A RIVER THAT UNECES overlooking the salt marshes of Castro Marim, Sapal de Venta Moinhos is one of the main routes, which depends on the “great gold that is water.” Among the available routes, it is planned to install bird observatories; After all, “this is one of the country’s reserves that has more birds, in number and in kind,” with an increasing number of visits.
“Portugal has seen the river, for centuries, as a border, but this river is what distinguishes us, it is what unites us on the other side of Spain. Nature does not have these administrative barriers and we should have learned, long ago, to value and focus our development towards the river, ”says Filomena Sintra.
Rejecting mass tourism, this nature reserve wants to provide a different experience, with the visitor as the “guardian” of the territory.
“We want people who appreciate, value and help us contribute to the maintenance of this asset, which has been here for millennia and we want to leave it for other millennia,” emphasizes the representative.

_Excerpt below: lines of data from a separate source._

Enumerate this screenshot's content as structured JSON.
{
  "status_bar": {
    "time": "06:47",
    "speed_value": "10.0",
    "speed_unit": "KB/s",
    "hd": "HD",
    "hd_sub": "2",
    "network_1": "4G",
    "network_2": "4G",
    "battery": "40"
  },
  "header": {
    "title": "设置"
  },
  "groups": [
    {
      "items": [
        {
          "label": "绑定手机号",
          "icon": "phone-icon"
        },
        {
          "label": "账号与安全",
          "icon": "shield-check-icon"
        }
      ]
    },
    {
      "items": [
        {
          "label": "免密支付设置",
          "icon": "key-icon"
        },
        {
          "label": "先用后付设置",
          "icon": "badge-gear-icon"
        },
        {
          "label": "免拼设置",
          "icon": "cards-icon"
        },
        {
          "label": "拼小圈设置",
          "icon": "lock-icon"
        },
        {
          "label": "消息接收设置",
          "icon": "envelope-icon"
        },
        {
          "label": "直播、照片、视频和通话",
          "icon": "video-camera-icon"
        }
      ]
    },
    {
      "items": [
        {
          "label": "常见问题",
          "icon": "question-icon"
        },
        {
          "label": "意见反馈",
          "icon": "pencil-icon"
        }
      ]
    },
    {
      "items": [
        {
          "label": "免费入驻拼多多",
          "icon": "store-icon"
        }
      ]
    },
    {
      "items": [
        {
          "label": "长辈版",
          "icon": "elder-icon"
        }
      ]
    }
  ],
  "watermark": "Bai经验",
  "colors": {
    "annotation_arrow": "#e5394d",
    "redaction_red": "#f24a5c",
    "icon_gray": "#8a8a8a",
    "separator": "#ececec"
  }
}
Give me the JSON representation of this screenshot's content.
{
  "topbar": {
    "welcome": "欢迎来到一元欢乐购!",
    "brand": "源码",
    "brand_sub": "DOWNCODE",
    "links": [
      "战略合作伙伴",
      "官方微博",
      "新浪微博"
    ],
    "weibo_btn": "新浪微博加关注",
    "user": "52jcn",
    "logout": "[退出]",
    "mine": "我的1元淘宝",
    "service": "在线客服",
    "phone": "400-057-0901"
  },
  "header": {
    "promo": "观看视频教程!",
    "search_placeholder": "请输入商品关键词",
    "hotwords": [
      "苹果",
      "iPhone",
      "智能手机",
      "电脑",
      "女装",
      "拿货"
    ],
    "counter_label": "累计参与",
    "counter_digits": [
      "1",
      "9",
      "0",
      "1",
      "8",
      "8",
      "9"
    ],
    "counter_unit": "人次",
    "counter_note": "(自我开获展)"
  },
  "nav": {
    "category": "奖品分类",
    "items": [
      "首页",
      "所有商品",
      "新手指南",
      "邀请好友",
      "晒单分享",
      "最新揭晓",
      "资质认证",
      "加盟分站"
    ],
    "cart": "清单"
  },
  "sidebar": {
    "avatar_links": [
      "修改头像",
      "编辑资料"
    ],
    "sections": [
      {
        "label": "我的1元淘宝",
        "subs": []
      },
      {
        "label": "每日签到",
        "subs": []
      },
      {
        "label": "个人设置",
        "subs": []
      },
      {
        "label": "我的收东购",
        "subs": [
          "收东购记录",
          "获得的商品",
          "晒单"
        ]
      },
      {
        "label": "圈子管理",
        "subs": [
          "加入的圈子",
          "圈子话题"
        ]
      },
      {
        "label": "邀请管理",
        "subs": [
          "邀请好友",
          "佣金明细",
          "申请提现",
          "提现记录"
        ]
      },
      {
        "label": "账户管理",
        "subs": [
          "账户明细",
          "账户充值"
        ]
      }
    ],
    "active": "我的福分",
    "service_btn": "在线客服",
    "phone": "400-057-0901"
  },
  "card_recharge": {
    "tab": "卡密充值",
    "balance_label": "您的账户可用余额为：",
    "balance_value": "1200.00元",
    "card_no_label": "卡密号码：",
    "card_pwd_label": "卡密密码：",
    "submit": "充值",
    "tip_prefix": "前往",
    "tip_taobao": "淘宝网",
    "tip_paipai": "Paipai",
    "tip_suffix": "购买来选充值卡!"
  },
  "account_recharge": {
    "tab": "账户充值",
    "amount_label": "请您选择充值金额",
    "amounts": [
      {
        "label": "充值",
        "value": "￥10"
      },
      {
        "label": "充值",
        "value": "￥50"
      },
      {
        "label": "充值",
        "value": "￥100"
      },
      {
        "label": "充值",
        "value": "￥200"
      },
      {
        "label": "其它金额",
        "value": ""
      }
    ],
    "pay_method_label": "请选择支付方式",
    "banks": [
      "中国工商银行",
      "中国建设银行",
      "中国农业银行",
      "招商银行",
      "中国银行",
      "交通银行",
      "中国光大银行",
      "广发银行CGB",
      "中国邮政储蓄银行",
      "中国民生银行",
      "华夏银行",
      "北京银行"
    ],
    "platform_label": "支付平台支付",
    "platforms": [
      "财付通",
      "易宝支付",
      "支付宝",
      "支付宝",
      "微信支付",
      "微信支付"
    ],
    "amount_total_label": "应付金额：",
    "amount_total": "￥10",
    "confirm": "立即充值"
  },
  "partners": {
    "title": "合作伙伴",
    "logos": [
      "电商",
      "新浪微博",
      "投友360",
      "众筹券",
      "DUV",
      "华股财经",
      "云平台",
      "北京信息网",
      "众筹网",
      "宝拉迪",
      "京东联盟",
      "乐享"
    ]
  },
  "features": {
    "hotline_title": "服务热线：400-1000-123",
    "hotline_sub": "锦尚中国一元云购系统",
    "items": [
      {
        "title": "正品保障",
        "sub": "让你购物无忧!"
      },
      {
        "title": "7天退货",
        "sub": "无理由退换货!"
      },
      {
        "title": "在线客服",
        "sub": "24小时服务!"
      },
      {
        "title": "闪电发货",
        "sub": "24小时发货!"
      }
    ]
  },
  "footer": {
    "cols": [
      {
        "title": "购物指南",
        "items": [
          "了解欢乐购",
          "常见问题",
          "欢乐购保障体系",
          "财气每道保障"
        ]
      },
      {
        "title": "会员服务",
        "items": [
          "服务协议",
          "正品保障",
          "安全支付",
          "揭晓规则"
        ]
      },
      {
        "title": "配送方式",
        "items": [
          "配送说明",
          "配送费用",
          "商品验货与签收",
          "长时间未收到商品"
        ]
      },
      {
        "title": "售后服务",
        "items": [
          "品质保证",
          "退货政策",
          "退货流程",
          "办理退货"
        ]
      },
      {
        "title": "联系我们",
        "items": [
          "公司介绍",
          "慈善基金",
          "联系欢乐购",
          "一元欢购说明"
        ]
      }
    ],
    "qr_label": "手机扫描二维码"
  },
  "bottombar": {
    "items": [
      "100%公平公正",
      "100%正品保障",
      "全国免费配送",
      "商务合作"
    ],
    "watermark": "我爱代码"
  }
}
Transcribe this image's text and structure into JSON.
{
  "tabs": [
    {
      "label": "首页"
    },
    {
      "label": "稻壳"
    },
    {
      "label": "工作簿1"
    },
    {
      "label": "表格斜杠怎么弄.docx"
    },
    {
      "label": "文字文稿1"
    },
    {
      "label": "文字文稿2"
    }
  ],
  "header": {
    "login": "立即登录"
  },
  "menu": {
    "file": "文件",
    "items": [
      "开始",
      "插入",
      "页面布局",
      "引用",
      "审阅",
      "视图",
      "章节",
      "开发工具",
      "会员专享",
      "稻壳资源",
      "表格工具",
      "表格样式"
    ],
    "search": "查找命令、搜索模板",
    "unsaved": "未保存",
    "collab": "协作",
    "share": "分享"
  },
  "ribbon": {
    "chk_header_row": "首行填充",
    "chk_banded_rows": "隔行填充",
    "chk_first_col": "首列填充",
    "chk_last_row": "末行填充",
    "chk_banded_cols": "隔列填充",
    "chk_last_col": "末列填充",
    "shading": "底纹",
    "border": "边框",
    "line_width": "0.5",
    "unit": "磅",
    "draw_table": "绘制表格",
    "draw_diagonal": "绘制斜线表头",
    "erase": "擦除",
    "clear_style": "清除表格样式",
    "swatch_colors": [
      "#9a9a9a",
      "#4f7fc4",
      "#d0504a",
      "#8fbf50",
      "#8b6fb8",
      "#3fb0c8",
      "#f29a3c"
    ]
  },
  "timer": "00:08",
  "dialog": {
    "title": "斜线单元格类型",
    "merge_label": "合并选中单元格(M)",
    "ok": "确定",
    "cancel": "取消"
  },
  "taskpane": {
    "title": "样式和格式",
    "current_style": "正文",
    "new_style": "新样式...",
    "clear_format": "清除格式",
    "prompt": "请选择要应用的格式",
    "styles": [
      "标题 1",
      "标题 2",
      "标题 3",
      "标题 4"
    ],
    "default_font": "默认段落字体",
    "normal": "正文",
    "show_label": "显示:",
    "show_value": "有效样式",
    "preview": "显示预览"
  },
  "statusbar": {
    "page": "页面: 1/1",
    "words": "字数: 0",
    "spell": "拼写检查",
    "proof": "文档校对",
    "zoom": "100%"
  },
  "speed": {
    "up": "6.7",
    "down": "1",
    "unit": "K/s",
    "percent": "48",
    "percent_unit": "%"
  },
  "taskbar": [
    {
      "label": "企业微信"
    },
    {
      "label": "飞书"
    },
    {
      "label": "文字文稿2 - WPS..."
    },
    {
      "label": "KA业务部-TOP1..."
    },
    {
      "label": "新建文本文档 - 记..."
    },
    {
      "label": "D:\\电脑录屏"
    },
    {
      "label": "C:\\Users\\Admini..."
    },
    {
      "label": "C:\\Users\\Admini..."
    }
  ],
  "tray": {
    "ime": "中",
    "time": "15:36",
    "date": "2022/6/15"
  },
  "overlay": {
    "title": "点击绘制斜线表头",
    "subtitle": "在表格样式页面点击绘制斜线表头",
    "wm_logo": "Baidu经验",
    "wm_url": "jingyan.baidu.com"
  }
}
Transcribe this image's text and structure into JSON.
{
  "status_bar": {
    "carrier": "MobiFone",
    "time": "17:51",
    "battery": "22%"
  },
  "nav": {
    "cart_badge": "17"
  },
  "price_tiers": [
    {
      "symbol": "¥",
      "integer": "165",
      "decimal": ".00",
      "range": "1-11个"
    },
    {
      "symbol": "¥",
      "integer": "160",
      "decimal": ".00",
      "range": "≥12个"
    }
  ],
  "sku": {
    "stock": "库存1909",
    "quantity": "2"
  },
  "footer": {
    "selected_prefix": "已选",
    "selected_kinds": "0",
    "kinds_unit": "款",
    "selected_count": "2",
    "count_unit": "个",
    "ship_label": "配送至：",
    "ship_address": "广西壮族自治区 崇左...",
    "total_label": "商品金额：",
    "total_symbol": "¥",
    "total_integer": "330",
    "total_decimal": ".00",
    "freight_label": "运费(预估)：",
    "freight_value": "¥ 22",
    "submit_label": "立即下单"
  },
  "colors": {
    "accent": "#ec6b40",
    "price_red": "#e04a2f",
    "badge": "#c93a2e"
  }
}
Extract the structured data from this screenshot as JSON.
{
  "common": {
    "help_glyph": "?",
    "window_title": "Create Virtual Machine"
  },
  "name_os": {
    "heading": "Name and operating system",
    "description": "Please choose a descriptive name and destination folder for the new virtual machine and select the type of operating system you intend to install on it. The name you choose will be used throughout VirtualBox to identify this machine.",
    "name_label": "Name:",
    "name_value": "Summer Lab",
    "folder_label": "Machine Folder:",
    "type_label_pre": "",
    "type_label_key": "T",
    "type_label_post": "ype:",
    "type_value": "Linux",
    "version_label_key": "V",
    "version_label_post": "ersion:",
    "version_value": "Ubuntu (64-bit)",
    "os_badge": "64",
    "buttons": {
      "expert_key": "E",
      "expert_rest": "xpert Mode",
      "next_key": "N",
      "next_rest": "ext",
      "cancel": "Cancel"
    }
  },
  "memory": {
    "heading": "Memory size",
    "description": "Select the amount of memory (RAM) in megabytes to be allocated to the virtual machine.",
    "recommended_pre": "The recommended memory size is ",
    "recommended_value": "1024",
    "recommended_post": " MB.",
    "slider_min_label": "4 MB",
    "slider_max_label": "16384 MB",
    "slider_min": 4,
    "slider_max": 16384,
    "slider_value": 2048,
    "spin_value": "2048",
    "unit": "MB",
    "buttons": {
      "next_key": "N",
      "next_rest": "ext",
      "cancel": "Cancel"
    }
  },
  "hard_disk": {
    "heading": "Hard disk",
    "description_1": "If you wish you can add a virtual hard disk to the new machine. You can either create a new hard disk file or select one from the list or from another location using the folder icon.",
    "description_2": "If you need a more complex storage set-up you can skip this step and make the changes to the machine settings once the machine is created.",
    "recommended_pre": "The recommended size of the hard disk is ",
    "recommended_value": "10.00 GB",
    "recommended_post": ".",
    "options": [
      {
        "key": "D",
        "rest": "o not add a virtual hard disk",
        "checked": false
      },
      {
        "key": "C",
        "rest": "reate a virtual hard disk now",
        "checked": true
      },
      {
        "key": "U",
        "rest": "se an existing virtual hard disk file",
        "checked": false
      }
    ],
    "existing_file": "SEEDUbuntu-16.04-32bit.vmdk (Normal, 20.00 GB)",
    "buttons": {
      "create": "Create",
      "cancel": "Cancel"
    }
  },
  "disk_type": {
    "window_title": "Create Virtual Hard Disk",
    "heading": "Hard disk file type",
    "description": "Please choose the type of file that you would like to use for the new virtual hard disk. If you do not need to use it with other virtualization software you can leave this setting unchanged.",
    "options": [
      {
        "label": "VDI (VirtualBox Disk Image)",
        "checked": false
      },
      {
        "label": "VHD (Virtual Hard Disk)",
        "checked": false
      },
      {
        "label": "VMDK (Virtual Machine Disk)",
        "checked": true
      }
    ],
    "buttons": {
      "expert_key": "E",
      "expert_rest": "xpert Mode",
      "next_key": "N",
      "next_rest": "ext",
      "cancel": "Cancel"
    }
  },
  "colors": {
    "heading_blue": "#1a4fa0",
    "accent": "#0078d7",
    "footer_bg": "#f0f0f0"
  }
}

Accompanying the trip to the various intervention points, Rogério Cangarato, of ADPM, insists on assessing the water-biodiversity binomial, natural values that can “contribute to regional and local development, at various levels.”
“Currently, there is evidence that the resource is scarce, therefore, as any scarce resource must be managed sustainably, so that the various uses are viable: for urban populations and for the various sectors of the economy, such as agriculture or tourism, which is essential for the development of this region, ”he says.
With a total of more than 860 kilometers, from the lagoons of Ruidera, in Spain, the Guadiana begins to see its mouth from Castro Marim, between Vila Real de Santo António and Ayamonte, with the Atlantic already with open arms waiting for the old man ” Ouadiana. ”